Dear USF Community,
Last month, one of our community members received an abhorrent photo from his roommate. Taken in Phelan Hall, it depicted an African American male with a rope around his neck, remarkably similar to lynching. The rope was being held by another non-black undergraduate student. The disturbing photograph was later circulated within the USF community. The photo simply, yet explicitly exposes the recurring challenges of being a black student at the University of San Francisco.

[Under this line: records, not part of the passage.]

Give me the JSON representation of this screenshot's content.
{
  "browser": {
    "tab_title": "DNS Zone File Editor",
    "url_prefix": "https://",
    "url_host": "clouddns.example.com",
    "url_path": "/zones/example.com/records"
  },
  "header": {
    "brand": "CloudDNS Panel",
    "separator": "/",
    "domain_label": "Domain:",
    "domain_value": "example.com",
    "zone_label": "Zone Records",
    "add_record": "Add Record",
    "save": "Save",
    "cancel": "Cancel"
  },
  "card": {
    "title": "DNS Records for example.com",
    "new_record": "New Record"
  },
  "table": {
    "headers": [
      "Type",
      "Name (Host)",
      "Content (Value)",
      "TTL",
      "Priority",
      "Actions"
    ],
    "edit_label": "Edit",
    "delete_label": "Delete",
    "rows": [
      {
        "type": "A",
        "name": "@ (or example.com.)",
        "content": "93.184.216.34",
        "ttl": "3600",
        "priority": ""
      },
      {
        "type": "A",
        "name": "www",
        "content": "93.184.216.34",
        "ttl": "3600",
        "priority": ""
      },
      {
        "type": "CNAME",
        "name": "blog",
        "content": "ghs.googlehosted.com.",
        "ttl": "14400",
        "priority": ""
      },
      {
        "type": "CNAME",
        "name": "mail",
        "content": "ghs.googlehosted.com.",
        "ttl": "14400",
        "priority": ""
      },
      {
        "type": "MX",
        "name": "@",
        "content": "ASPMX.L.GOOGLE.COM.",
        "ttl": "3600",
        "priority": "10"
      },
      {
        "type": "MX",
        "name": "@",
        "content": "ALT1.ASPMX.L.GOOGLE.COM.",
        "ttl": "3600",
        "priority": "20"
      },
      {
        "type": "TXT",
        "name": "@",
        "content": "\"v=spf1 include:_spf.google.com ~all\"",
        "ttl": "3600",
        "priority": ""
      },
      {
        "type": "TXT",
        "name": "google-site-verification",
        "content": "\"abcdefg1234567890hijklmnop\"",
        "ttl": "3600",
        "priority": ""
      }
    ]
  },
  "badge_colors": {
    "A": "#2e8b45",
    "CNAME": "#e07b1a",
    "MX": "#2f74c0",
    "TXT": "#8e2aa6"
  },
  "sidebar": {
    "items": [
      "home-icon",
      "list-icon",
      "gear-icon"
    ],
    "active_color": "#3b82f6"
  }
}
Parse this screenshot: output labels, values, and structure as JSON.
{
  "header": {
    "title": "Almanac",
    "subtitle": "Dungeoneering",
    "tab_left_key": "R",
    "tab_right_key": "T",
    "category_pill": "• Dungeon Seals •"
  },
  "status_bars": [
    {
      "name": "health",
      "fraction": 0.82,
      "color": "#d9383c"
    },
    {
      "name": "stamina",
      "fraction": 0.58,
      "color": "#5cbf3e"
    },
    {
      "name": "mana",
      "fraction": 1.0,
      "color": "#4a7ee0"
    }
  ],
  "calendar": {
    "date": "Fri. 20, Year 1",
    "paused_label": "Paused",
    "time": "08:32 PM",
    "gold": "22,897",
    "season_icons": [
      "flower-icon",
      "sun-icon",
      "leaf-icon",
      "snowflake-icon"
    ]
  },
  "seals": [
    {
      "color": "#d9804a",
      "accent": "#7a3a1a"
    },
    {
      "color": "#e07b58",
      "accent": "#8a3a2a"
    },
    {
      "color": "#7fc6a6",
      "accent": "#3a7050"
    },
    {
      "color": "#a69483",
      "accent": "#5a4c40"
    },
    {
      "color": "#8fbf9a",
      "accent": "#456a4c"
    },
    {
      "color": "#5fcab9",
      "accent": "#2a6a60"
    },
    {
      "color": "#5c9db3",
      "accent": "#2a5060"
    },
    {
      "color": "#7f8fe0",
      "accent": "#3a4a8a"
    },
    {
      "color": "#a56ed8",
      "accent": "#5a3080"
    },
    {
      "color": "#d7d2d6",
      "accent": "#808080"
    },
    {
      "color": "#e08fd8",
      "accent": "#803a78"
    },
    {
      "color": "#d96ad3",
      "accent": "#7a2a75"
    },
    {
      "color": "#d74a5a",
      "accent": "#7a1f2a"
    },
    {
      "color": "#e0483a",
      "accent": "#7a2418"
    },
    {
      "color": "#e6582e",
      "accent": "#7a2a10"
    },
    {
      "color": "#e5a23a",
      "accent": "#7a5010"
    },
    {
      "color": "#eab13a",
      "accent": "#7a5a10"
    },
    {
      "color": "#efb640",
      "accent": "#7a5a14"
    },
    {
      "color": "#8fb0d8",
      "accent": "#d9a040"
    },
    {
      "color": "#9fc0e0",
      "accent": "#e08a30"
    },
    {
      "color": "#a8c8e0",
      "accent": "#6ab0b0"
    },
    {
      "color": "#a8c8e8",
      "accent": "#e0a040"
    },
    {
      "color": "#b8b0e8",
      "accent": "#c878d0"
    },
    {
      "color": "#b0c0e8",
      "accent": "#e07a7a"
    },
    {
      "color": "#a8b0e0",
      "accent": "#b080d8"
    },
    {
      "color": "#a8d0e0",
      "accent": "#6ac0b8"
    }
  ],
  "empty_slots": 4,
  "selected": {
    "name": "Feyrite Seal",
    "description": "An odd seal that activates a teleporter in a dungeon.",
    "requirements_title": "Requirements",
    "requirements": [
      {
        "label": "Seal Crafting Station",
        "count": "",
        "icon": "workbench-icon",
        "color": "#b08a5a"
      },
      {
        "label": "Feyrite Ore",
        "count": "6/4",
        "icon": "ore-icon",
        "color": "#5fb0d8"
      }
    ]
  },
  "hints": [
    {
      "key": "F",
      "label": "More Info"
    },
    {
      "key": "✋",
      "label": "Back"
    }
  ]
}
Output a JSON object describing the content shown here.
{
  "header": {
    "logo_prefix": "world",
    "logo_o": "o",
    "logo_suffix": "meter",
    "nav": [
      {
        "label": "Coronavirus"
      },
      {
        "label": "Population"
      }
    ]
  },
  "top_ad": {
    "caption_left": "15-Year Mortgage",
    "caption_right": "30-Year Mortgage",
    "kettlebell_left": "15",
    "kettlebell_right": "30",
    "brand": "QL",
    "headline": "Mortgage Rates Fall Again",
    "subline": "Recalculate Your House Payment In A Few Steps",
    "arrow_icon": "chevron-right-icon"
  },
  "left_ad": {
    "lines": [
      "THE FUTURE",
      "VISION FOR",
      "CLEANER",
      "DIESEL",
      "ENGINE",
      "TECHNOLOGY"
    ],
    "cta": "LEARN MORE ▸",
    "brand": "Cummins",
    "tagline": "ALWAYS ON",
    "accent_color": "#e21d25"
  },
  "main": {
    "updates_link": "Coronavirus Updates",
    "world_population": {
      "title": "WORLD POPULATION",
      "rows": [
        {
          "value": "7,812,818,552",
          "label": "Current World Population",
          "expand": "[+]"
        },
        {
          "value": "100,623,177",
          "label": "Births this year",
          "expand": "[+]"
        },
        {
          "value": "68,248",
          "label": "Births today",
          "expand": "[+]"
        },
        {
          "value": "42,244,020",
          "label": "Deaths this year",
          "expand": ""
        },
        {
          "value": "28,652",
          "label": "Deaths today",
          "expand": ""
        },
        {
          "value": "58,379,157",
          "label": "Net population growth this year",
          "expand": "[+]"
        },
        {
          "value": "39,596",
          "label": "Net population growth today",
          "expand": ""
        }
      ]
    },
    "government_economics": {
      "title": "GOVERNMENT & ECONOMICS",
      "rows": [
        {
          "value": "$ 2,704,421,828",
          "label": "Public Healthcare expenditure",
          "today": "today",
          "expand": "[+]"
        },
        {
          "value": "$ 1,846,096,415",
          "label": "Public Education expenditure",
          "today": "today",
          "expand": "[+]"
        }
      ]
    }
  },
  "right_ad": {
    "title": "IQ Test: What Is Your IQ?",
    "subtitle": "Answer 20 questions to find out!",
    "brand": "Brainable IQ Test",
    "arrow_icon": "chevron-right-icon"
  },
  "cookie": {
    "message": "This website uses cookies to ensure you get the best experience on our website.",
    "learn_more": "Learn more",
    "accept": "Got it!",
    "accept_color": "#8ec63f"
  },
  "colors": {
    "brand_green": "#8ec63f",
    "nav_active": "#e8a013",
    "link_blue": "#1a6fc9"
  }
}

The incident shook the community to its core. The Vice Provost of Student Life, Julie Orio, immediately issued a statement, suggesting impacted parties seek out campus resources and support. The Cultural Centers Umoja drop-in space, which is generally used for open dialogue and community building, was instead dedicated to black students, faculty and staff for vocalizing their concerns about the incident. Student Housing and Residential Education provided space during their monthly mega-meeting for open discussion concerning the photograph and its dissemination.
Understandingly, black students and others have expressed shock, grief and anger in response to the photo. Some still remain unaware of the tremendous impact of the visual image. Comments such as “It’s 2016. Why is this a problem?” filled USF’s campus, aiming to divert from the participants’ actions by categorizing the photo as a joke, attempting to minimize the true impact of the photo. Regardless of the intent, this particular incident still had a deep impact on our community, which outweighs any justification an individual could provide.
Lynching black women, men and children was historically a popular practice in the United States, aimed to terrorize, oppress and murder black people. A rope would be tied around the victim’s neck and used to hang them. The victim hung until their neck broke from the weight of their body, or they perished from asphyxiation. Unfortunately, centuries later, individuals are still blind to such painful scenes as these.
History repeated itself in Phelan Hall, a dormitory that is named after a man who is known as a racist. The photo depicts white walls that surround an intense scene, in which a group of students did not understand the profound impact that their behavior would have on so many people. Ignorance permeated the air and diffused the minds of two people that are both products of the world we live in, a world of systemic racism. We’re in the 21st century, a more progressive era, but it feels like 1832, before blacks were even considered “free.” Some looked and just saw, while others looked and felt. Some people just saw a photo of two students at USF performing a humorous act. Others saw centuries of defeat and felt pain and agony. Members of the black community felt extreme hatred, rejection and unwelcome nostalgia of the most excruciating times of their history. They felt betrayed by the very same community that claimed to be the most inclusive.
Asaundra Dalton, Heavyn Jackson, Ashley Jones, and Cristal Harris